(Web page and app entries)
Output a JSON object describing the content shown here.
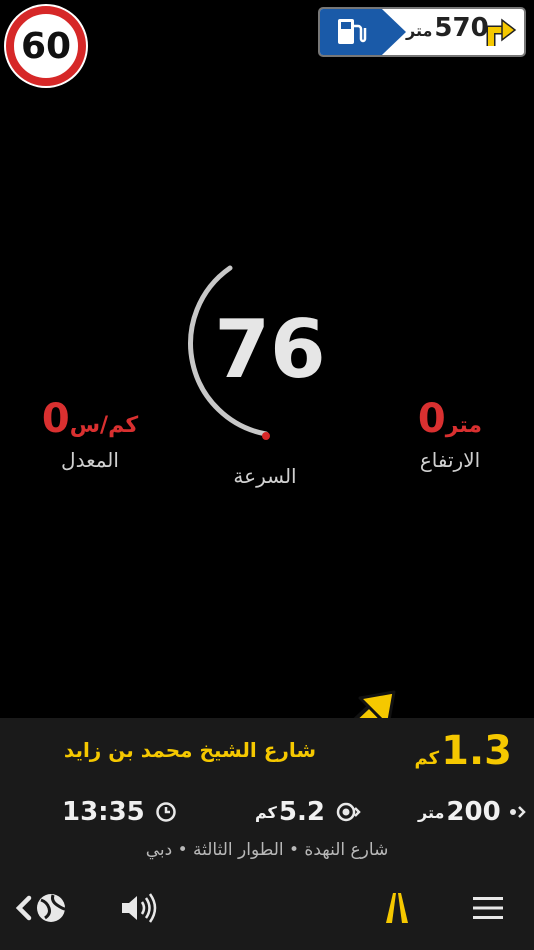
{
  "speed_limit": {
    "value": "60"
  },
  "poi_sign": {
    "distance_value": "570",
    "distance_unit": "متر",
    "icon": "fuel-pump-icon",
    "turn_icon": "turn-right-icon"
  },
  "speed": {
    "value": "76",
    "label": "السرعة"
  },
  "average_speed": {
    "value": "0",
    "unit": "كم/س",
    "label": "المعدل"
  },
  "altitude": {
    "value": "0",
    "unit": "متر",
    "label": "الارتفاع"
  },
  "next_turn": {
    "icon": "turn-right-arrow-icon",
    "distance_value": "1.3",
    "distance_unit": "كم",
    "street": "شارع الشيخ محمد بن زايد"
  },
  "info_row": {
    "arrival_time": "13:35",
    "route_distance_value": "5.2",
    "route_distance_unit": "كم",
    "step_distance_value": "200",
    "step_distance_unit": "متر"
  },
  "address": "شارع النهدة • الطوار الثالثة • دبي",
  "colors": {
    "accent_yellow": "#f5c800",
    "alert_red": "#d93030",
    "panel_bg": "#1a1a1a"
  }
}
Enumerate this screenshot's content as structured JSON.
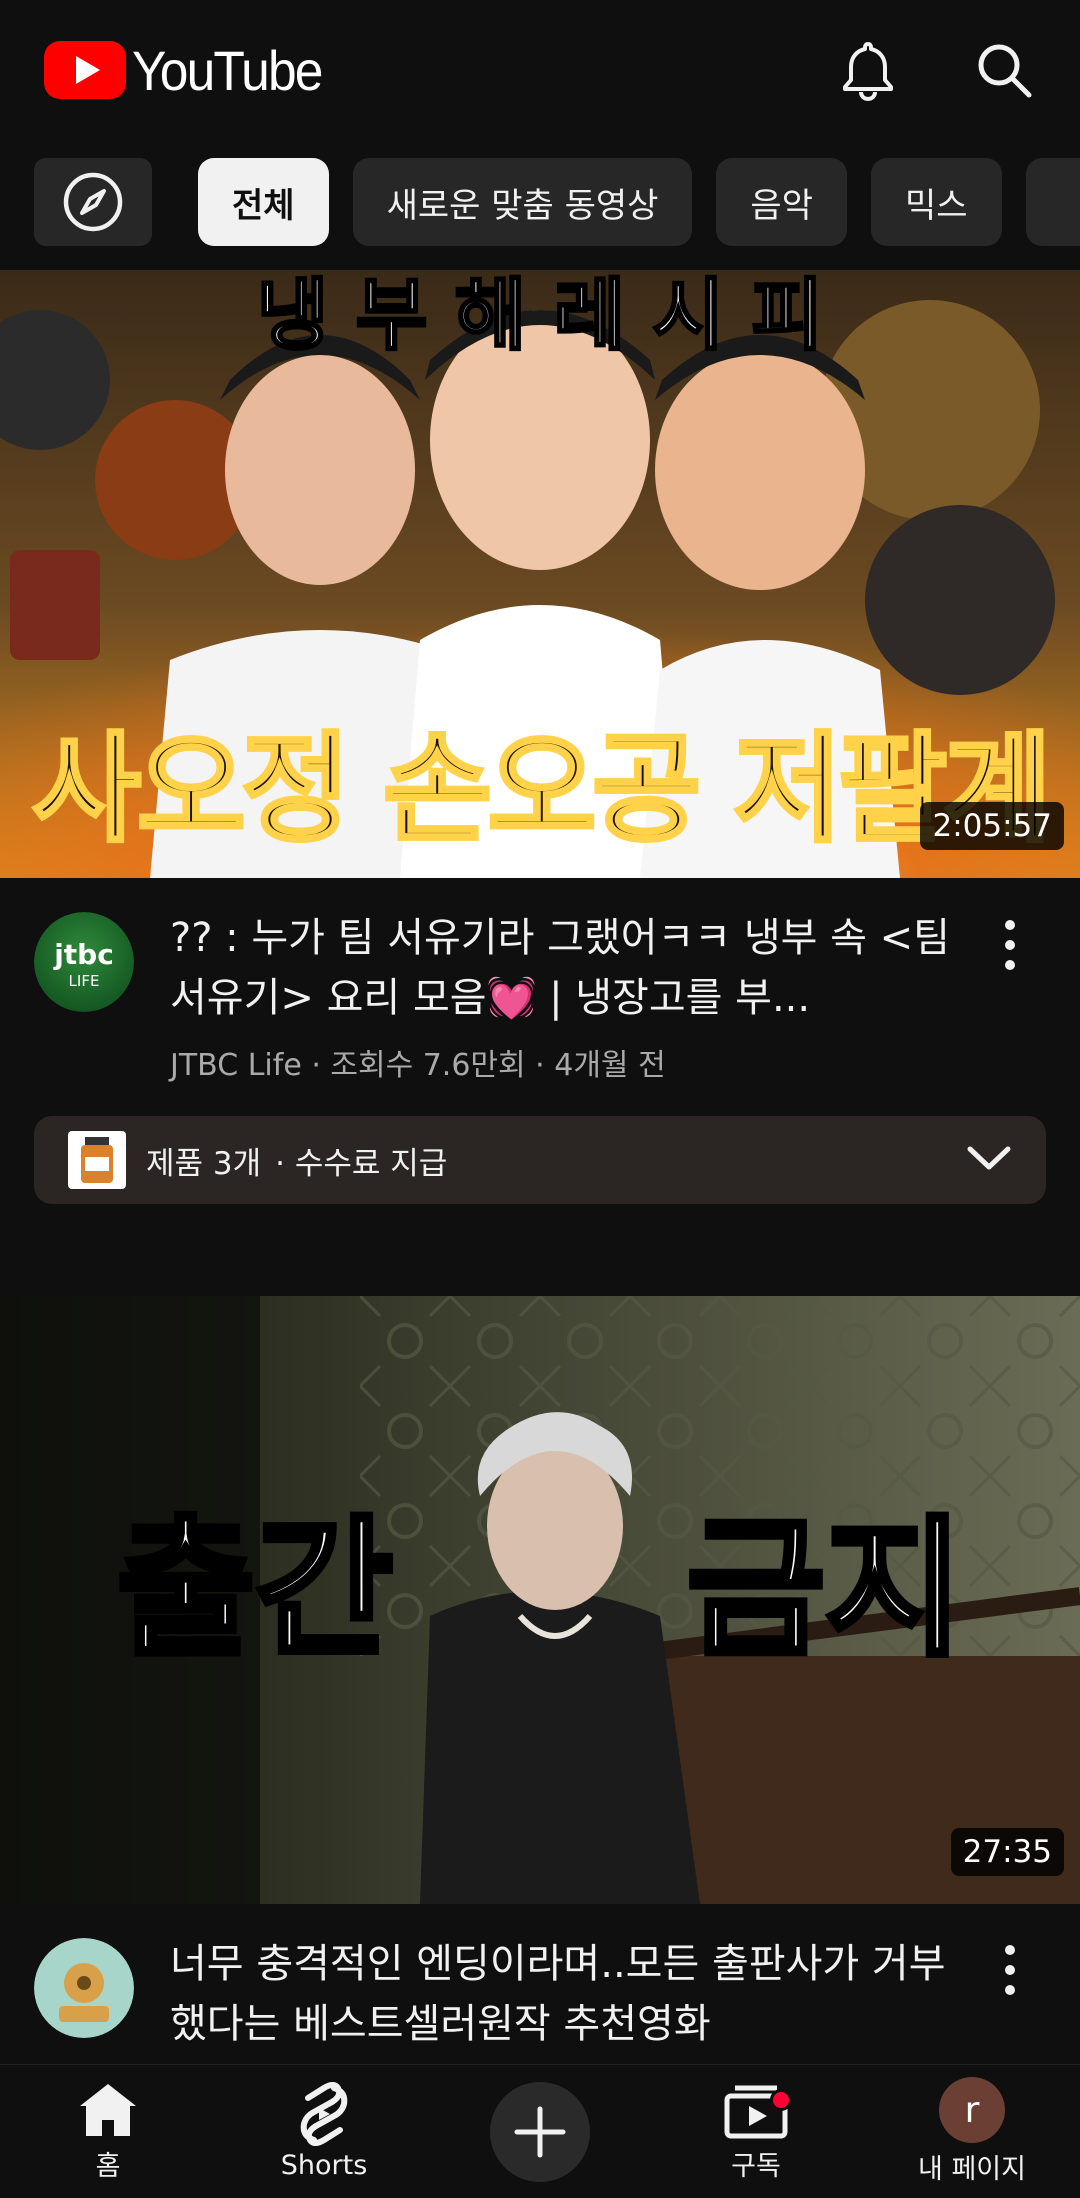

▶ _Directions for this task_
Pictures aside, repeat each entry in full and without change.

▶ _Task response_
Output a JSON object describing the content shown here.
{
  "speed_limit": {
    "value": "60"
  },
  "poi_sign": {
    "distance_value": "570",
    "distance_unit": "متر",
    "icon": "fuel-pump-icon",
    "turn_icon": "turn-right-icon"
  },
  "speed": {
    "value": "76",
    "label": "السرعة"
  },
  "average_speed": {
    "value": "0",
    "unit": "كم/س",
    "label": "المعدل"
  },
  "altitude": {
    "value": "0",
    "unit": "متر",
    "label": "الارتفاع"
  },
  "next_turn": {
    "icon": "turn-right-arrow-icon",
    "distance_value": "1.3",
    "distance_unit": "كم",
    "street": "شارع الشيخ محمد بن زايد"
  },
  "info_row": {
    "arrival_time": "13:35",
    "route_distance_value": "5.2",
    "route_distance_unit": "كم",
    "step_distance_value": "200",
    "step_distance_unit": "متر"
  },
  "address": "شارع النهدة • الطوار الثالثة • دبي",
  "colors": {
    "accent_yellow": "#f5c800",
    "alert_red": "#d93030",
    "panel_bg": "#1a1a1a"
  }
}
Enumerate this screenshot's content as structured JSON.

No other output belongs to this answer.